For each line in the records that contains "share", make a copy.

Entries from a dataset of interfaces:
======
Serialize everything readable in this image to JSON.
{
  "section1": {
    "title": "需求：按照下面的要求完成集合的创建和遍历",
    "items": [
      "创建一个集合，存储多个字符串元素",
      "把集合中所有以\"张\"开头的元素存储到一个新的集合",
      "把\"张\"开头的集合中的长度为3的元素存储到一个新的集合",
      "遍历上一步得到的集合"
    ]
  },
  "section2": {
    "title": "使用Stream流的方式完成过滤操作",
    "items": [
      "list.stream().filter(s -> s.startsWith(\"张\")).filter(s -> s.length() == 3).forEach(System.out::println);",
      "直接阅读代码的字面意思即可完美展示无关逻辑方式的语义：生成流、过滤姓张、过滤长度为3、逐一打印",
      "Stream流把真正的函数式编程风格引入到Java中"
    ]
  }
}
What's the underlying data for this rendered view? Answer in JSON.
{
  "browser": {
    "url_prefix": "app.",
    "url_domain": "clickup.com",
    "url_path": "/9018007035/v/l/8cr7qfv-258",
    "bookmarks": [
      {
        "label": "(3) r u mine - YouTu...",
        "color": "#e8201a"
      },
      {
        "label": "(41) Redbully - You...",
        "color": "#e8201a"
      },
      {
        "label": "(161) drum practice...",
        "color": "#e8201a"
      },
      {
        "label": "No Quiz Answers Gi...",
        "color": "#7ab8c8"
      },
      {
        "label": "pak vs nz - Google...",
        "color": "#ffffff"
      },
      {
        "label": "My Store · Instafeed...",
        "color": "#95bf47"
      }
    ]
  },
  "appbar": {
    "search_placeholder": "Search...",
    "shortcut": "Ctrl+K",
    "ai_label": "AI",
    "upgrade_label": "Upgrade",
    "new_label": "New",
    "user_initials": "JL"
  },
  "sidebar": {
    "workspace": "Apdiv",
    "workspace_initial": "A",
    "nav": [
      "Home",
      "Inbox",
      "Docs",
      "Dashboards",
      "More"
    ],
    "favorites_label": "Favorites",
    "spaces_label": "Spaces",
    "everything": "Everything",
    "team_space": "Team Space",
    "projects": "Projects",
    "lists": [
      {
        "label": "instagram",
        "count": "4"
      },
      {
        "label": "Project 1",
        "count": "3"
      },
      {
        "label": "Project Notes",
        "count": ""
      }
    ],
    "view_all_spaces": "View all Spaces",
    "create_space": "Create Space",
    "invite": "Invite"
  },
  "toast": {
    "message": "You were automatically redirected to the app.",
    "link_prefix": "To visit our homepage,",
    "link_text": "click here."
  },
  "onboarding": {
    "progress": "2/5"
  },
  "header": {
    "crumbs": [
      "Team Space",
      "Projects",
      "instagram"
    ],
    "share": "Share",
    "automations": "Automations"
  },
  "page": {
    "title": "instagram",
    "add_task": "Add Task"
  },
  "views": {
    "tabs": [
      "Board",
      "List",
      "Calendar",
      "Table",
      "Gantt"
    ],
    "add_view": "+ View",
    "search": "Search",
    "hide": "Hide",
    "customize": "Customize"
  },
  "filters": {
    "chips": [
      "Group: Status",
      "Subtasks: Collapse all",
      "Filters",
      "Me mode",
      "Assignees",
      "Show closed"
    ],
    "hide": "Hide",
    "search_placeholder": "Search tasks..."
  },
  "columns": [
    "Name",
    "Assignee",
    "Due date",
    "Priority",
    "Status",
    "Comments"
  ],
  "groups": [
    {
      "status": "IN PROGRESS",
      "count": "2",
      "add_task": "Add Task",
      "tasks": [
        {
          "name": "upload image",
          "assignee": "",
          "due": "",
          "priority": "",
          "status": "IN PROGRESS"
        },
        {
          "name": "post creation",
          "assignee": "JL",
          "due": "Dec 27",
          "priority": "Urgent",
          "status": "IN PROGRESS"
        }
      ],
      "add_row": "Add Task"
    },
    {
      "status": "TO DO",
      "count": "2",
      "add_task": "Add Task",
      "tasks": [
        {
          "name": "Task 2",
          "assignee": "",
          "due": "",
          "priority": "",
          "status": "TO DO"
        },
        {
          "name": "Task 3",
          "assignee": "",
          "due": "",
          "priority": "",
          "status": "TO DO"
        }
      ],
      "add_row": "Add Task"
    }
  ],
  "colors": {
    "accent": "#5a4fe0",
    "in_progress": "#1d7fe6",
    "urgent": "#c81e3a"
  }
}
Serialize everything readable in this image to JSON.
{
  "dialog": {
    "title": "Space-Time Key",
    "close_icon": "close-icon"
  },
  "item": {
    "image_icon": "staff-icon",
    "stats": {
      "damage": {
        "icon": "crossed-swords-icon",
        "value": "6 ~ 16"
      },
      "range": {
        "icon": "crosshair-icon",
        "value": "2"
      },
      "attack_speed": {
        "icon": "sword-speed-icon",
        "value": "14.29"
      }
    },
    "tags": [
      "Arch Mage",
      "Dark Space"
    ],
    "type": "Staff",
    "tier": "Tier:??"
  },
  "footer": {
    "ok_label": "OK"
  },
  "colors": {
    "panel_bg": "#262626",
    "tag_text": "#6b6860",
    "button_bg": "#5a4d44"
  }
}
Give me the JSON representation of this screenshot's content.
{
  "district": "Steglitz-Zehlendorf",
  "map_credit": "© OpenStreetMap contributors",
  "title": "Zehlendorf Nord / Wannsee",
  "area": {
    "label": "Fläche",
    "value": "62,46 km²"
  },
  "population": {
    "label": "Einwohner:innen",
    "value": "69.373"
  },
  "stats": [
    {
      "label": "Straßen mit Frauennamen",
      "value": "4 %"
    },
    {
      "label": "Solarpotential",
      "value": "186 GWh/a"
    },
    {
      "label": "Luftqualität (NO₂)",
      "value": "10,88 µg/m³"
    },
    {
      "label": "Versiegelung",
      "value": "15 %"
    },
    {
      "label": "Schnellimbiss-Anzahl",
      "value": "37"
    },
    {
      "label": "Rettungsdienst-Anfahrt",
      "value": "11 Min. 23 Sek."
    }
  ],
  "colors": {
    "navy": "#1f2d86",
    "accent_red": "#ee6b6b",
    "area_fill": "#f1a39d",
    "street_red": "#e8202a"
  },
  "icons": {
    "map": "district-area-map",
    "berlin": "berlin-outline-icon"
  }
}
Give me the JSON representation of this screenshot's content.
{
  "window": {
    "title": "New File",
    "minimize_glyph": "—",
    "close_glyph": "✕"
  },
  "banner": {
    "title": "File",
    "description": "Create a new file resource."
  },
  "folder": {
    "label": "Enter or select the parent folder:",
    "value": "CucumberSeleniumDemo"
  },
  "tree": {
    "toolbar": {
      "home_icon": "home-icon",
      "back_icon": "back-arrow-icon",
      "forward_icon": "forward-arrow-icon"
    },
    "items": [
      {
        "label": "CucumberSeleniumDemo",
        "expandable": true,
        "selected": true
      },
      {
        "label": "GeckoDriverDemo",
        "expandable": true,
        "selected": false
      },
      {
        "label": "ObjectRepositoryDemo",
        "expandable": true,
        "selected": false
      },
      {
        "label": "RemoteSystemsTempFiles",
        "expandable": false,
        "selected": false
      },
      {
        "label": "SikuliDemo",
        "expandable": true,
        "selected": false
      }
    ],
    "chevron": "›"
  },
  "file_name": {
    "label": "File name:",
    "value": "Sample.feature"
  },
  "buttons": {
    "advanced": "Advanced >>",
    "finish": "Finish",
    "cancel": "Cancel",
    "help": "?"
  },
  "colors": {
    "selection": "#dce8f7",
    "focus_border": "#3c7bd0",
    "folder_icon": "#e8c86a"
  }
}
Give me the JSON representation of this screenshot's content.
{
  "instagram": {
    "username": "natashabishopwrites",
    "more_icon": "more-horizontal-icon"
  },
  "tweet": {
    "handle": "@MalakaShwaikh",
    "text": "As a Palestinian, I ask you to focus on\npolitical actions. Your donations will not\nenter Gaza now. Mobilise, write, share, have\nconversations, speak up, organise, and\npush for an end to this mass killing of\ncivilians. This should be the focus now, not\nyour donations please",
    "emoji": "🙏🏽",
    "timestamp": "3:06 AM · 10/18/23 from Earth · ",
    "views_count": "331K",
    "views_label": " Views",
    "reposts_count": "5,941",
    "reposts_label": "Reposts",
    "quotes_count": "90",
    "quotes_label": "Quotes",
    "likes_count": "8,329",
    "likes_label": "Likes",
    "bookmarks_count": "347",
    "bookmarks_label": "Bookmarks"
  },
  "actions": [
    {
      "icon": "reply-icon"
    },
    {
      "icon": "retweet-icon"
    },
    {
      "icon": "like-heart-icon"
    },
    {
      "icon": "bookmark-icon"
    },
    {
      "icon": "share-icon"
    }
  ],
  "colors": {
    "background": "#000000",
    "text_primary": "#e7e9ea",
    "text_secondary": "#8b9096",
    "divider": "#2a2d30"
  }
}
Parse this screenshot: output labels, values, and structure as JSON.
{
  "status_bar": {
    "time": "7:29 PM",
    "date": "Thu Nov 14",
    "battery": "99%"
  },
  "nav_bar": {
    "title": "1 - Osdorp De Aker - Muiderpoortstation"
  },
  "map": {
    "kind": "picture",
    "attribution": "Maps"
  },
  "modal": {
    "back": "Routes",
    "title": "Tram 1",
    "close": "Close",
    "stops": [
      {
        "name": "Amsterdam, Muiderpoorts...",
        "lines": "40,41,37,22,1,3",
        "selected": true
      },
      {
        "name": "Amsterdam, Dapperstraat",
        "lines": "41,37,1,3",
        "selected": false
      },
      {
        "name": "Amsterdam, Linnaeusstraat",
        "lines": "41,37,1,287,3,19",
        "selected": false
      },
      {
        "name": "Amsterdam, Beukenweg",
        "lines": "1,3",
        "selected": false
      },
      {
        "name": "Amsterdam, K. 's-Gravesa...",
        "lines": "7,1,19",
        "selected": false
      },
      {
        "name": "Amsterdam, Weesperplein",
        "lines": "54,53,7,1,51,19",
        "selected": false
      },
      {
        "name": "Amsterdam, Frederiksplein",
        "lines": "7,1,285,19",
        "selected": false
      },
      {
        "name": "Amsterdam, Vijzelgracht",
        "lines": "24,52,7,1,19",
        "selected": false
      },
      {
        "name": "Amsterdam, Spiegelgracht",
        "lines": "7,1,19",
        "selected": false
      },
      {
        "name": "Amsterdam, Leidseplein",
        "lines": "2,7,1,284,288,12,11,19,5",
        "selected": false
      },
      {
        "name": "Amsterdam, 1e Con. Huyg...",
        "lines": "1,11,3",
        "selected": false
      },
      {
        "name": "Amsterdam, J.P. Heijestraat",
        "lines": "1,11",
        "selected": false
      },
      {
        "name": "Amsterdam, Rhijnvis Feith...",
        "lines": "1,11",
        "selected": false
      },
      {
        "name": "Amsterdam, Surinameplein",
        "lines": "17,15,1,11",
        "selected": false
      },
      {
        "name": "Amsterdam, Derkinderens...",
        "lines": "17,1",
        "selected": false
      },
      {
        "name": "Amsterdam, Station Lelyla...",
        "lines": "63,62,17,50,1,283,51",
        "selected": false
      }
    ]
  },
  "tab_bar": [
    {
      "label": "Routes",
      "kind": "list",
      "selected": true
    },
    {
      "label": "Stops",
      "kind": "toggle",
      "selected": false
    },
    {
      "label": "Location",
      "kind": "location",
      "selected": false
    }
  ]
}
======
### Response below
    "share": "Share",
    "text": "As a Palestinian, I ask you to focus on\npolitical actions. Your donations will not\nenter Gaza now. Mobilise, write, share, have\nconversations, speak up, organise, and\npush for an end to this mass killing of\ncivilians. This should be the focus now, not\nyour donations please",
      "icon": "share-icon"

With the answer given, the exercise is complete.